“This [the Bafana job] is nothing new to me. I have been in this chair before, and being here again is just a compliment,” said Mashaba.
“I don’t usually buy newspapers, but I have recently started to do so because I want to see what the critics are saying, even though some make it personal. The one about me being cheap is really insulting. Show me the records of those expensive coaches and let’s see. I am the longest-serving coach in [SA] football and I was called the cheapest.”
Mashaba is unlikely to be sent packing should he fail to get Bafana to next year’s Afcon tournament in Morocco.
But he said he would not encourage a lacklustre approach to the clash against Sudan and Nigeria in Cape Town five days later.
“We are not going to this game like sheep to slaughter, but we are going to fight, even against Nigeria, a team that we can’t seem to be able to beat,” Mashaba said.
The coach is also playing his cards close to his chest regarding the Bafana captaincy.
Itumeleng Khune, who was appointed skipper by Mashaba’s predecessor Gordon Igesund, could be removed before the end of the week, with right back Anele Ngcongca the hot favourite.

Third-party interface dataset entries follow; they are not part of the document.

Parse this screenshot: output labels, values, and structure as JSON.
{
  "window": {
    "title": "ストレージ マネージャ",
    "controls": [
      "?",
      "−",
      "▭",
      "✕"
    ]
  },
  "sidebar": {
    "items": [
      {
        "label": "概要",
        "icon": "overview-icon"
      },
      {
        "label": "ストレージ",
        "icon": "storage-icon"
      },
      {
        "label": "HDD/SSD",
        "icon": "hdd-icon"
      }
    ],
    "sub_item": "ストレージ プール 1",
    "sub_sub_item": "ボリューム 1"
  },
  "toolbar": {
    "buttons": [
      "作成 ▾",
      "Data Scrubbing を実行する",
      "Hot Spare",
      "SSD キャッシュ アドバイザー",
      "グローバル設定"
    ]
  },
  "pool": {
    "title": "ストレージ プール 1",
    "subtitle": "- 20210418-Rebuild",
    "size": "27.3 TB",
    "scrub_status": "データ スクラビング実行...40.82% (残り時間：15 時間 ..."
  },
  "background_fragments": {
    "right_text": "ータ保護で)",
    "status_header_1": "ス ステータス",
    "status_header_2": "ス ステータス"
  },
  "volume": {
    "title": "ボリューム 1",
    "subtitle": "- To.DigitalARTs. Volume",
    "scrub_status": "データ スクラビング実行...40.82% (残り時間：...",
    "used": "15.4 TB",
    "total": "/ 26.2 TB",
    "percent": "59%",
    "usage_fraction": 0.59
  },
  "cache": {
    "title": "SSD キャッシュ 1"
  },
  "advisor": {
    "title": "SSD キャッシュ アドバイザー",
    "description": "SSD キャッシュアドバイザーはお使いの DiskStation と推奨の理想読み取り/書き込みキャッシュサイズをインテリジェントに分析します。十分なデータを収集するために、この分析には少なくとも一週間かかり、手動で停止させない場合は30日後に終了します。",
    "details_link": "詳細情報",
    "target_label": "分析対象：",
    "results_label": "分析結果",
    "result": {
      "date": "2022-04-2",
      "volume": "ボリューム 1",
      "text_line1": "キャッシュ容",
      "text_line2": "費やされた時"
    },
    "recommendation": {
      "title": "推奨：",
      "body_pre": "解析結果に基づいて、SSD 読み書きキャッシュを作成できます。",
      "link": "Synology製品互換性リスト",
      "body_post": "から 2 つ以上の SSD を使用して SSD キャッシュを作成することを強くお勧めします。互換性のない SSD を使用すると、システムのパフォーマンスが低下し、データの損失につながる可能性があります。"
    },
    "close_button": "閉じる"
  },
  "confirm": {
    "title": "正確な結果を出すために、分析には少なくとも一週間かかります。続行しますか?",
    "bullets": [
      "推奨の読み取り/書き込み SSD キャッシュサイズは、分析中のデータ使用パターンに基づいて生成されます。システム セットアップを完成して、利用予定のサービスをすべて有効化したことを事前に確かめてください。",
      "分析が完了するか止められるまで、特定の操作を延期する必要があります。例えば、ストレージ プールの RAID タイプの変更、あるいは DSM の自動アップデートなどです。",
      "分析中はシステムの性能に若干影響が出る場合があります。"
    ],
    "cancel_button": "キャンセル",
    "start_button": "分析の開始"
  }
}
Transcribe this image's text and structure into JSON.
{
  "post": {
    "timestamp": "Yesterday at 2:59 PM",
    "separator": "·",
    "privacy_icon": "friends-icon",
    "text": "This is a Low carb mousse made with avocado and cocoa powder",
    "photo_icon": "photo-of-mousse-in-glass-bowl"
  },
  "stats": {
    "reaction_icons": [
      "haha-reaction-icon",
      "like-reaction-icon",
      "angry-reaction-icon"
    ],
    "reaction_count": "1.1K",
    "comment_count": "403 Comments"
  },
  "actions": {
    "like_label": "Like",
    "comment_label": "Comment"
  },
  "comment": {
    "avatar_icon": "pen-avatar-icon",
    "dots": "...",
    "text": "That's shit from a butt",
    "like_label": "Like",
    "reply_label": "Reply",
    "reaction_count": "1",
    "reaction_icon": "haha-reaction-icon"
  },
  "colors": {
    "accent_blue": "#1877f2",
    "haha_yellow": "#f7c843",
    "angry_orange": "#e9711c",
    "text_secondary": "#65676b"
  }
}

“The captaincy is about leadership, not tossing the coin and confronting the referees. We want someone who will guide the team on and off the field and someone who will deal with the problems players have when they arise. Someone who will discuss and guide,” explained Mashaba.
Asked about the possibility of taking over from Khune, Belgium-based Ngcongca had no hesitation in his response.
“Responsibility is a challenge, but I am not scared. I’ve captained my team [Genk], but it’s up to the coach.”